Four months and three days ago, impossible to believe it’s already been that much time, my grandfather was killed in a car crash not even five minutes from my home. Of the two individuals involved in the accident, one made it out with a scratch hardly deserving of a bandage, while the other paid the ultimate price, and that person was my grandfather. He was a famous jazz musician who had been playing the trumpet for just about his entire life. The news came to us early in the morning (or late into the night by my association) with no preparation or warning. He had intended to sit in at the restaurant that evening so that he could play a few tunes with his new mouthpiece. It was my understanding that he had been in search of a new mouthpiece that would fit his trumpet and suit his physical needs to play it the way he wanted—an inextricable process. Apparently that day he thought he had finally found one. That evening, as he noisily stumbled across the kitchen on his way to the door, clutching the decades-old case that contained his trumpet, he was ready. I peered up from my usual business at the computer. I couldn’t help but notice that he was uncharacteristically well-dressed. He was clearly dressed for a purpose.
“Going out tonight?” I said, knowing full well that he did not play on Saturdays.
“Yeah I’m going to jam with the guys for a little bit, I won’t be too late!” He said in his typical upbeat tone. My usual response was sure to follow.
“Go get ‘em.”
Surely there was something mumbled back to me in appreciation but he was already racing downstairs so he could go do the thing that he loved to do. Play the trumpet. Entertain. Live. And Love.
And that was the last time I saw my grandfather.

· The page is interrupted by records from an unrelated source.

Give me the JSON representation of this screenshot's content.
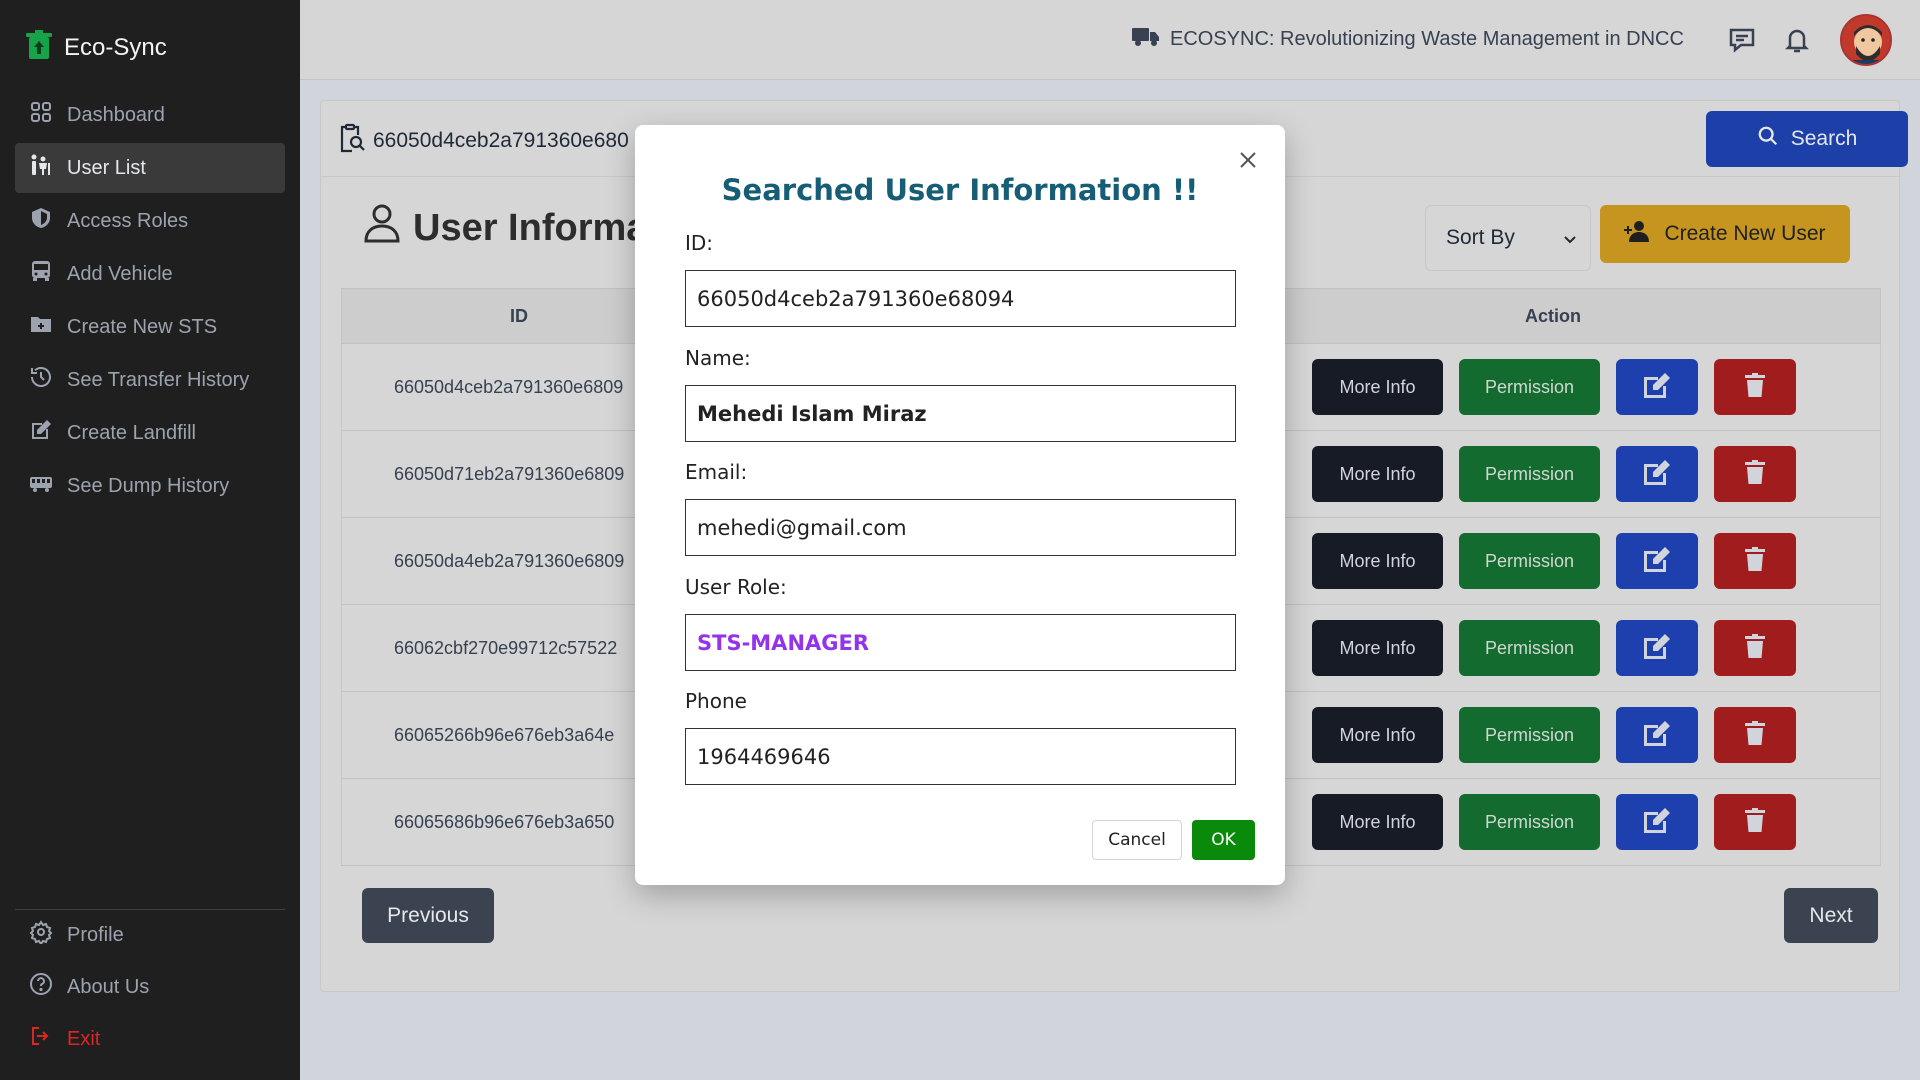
{
  "app": {
    "name": "Eco-Sync"
  },
  "sidebar": {
    "items": [
      {
        "label": "Dashboard",
        "icon": "grid-icon",
        "active": false
      },
      {
        "label": "User List",
        "icon": "users-icon",
        "active": true
      },
      {
        "label": "Access Roles",
        "icon": "shield-icon",
        "active": false
      },
      {
        "label": "Add Vehicle",
        "icon": "bus-icon",
        "active": false
      },
      {
        "label": "Create New STS",
        "icon": "folder-plus-icon",
        "active": false
      },
      {
        "label": "See Transfer History",
        "icon": "history-icon",
        "active": false
      },
      {
        "label": "Create Landfill",
        "icon": "edit-square-icon",
        "active": false
      },
      {
        "label": "See Dump History",
        "icon": "truck-wide-icon",
        "active": false
      }
    ],
    "bottom": [
      {
        "label": "Profile",
        "icon": "gear-icon"
      },
      {
        "label": "About Us",
        "icon": "question-icon"
      },
      {
        "label": "Exit",
        "icon": "logout-icon"
      }
    ]
  },
  "header": {
    "headline": "ECOSYNC: Revolutionizing Waste Management in DNCC"
  },
  "search": {
    "value": "66050d4ceb2a791360e680",
    "button_label": "Search"
  },
  "section": {
    "title": "User Informa"
  },
  "sort": {
    "label": "Sort By"
  },
  "create_button": {
    "label": "Create New User"
  },
  "table": {
    "headers": {
      "id": "ID",
      "action": "Action"
    },
    "rows": [
      {
        "id": "66050d4ceb2a791360e6809"
      },
      {
        "id": "66050d71eb2a791360e6809"
      },
      {
        "id": "66050da4eb2a791360e6809"
      },
      {
        "id": "66062cbf270e99712c57522"
      },
      {
        "id": "66065266b96e676eb3a64e"
      },
      {
        "id": "66065686b96e676eb3a650"
      }
    ],
    "actions": {
      "more": "More Info",
      "permission": "Permission"
    }
  },
  "pager": {
    "prev": "Previous",
    "next": "Next"
  },
  "modal": {
    "title": "Searched User Information !!",
    "id_label": "ID:",
    "id_value": "66050d4ceb2a791360e68094",
    "name_label": "Name:",
    "name_value": "Mehedi Islam Miraz",
    "email_label": "Email:",
    "email_value": "mehedi@gmail.com",
    "role_label": "User Role:",
    "role_value": "STS-MANAGER",
    "phone_label": "Phone",
    "phone_value": "1964469646",
    "cancel_label": "Cancel",
    "ok_label": "OK"
  },
  "colors": {
    "sidebar_bg": "#1f1f1f",
    "search_btn": "#1d3fa8",
    "create_btn": "#c69520",
    "modal_title": "#155e75",
    "role_text": "#9333ea",
    "ok_btn": "#0a8a0a"
  }
}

This is the first time I have experienced a death of someone close to me. I guess I should in some ways consider myself lucky. But on the same token, maybe I shouldn’t, as there is sure more to come, or alternatively, my own time could be cut short. Death is one of those universal mysteries that every single person on this earth will have to cope with at some point in their lives, and some might find themselves confronting its bone-chilling touch while they are still alive. What are we to do about this? How are we expected to go about our daily lives knowing that we are manufactured and thrown into this world with expiration dates stamped onto our foreheads with ink so moist that even the slightest smudge could change that date entirely? In my own reflection, I’ve drawn from the wisdom of someone who was one of the world’s leading intellectuals and among the most inspirational figures in my life; the late Christopher Hitchens, who unfortunately died of esophageal cancer in December of last year. Hitchens was a controversial public figure who championed the atheist movement and authored numerous best sellers such as God Is Not Great. My admiration of this man comes not from his opinions but rather from the way he lived his life. Hitchens was a devotee of knowledge. He lived his life courageously on the drive that ultimate knowledge and wisdom is unattainable, but the next best thing is the constant pursuit of such. To, I daresay, summarize the Hitch is to quote him in saying: “I want to live my life taking the risk all the time that I don’t know anything like enough yet, that I haven’t understood enough, that I can’t know enough and that I’m always hungrily operating on the margins of a potentially great harvest of future knowledge and wisdom. I wouldn’t have it any other way. Take the risk of thinking for yourself. Much more happiness, truth, beauty, and wisdom will come to you that way.”
In 2010, Hitchens found out that he had esophageal cancer and that he had, at best, two years to live. An unimaginable horror for any human being is the prospect that your life is brought into focus through the knowledge of your imminent demise. Living with the fact that you know when and how you are going to die is terrifyingly incomprehensible. In just the United States, one million people are diagnosed with some form of cancer every year and nearly half of them will undergo the task of living their life knowing it will be severely abbreviated and that their illness will ultimately claim it. Hitchens was just one of many who, even with that knowledge, stood up to his ailment and persevered in his life and his work.
“It will happen to all of that us that at some point you will be tapped on the shoulder and told not just that the party is over but slightly worse, the party isn’t over but you have to leave. And it’s going on without you. That’s the reflection that most upsets people about their demise.”
His courage is transformative, and it’s given me enormous perspective on how to view my life after the sudden death of my grandfather. Both men were taken from this earth in a specific fashion. These are the two ways that human beings die: with knowledge or without. But only their bodies are gone. Both of them left behind parts of them that continue to live and grow within the people that they have touched.
To my grandfather, I wish I could say I will see you again but I just don’t know if that will be the case. As much as I want to believe that you’re up there looking down, I’m bound by own personal logic through which I’m compelled to simply stay grounded in speculation. What I do know is that you are immortal through your legacy and your impact. I can still see your face and hear your trumpet as you shoot off the notes to a classic in good ol’ Colombo fashion. That’s good enough for me.
“We fooled them again!”
Louis Colombo (1927-2012)